Excluded Interfaces: Here you can specify the Linux device name of any interfaces whose bandwidth you do not want to have monitored/logged. If you list multiple interfaces, the names should be separated with commas.


Here you can (re)name the backup bandwidth monitoring file, and back it up to a location you choose. In the empty field, you will see the default name of the statistics log file. If you click your cursor into that field, you can edit the filename given to the log file. Remember to click Save and wait for the changes to take effect.

Backup files are are saved in the standard Linux GNU .gz (gzip) file format. This is an archive format, similar to .zip, and can be easily opened by many programs across Windows, Linux, Macintosh and other systems.

Backup: Clicking on the Backup button will download the file to your web browser. The browser should open a window prompting you to either Open or Save the file. Generally, you choose Save, at which point your browser prompts you to browse for the location to save the backup log.

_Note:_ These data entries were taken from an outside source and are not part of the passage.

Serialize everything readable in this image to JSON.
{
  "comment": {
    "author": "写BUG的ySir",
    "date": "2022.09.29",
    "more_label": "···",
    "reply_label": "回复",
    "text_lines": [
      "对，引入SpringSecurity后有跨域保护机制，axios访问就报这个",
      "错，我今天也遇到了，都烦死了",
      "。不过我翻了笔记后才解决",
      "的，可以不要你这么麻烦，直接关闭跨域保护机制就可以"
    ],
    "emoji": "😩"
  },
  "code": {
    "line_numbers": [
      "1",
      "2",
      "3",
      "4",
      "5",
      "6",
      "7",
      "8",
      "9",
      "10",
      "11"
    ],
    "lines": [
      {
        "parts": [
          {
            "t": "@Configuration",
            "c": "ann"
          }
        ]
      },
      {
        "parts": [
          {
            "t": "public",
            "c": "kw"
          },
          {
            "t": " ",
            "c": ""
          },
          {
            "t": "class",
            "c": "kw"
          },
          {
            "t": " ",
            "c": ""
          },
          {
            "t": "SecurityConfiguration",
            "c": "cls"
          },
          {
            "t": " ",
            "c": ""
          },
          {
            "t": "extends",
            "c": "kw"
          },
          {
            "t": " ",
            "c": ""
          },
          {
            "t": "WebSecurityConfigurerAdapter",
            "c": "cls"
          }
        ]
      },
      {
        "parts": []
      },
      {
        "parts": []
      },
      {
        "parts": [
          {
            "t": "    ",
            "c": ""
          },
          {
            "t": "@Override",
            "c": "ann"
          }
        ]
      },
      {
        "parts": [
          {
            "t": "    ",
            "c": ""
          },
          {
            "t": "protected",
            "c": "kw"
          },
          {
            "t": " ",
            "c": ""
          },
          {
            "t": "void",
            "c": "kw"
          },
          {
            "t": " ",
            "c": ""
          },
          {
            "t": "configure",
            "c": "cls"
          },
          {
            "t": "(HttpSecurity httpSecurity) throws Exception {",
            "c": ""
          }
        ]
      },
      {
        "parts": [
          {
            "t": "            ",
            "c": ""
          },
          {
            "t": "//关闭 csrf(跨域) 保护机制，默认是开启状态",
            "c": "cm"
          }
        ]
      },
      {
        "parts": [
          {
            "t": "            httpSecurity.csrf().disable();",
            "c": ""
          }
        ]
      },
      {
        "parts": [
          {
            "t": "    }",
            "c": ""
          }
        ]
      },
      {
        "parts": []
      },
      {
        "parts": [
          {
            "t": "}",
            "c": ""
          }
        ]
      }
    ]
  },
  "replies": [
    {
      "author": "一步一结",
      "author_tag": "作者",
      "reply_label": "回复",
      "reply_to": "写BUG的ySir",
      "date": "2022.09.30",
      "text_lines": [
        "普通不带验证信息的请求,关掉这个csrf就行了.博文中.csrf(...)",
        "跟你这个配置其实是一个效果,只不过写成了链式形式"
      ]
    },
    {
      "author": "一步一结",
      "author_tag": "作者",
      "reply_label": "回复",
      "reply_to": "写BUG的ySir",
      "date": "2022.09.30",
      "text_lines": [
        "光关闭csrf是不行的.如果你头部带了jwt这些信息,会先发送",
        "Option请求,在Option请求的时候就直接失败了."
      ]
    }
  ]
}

Hovering your mouse over the blue link entitled “link” will make your browser display the full path of the Bandwidth Monitor backup file location in the browser's status area. Clicking on the blue “link” link will also prompt you for where you want to store the existing Bandwidth Monitor backup file.


The Restore section contains a Browse… button which allows you go and find existing Bandwidth Monitoring logs you wish to restore to the storage location selected in the Save History Location menu. Tomato will expect to find the a Linux/GNU .gz (gzip) archive file.

If you use the Restore function to restore an existing Bandwidth Monitoring log to the same location it was originally store, Tomato will continue to log bandwidth statistics to the same file, picking up where it left off.

Technical notes and troubleshooting.

bandwidth_monitoring.txt · Last modified: 2021/02/01 04:17 by hogwild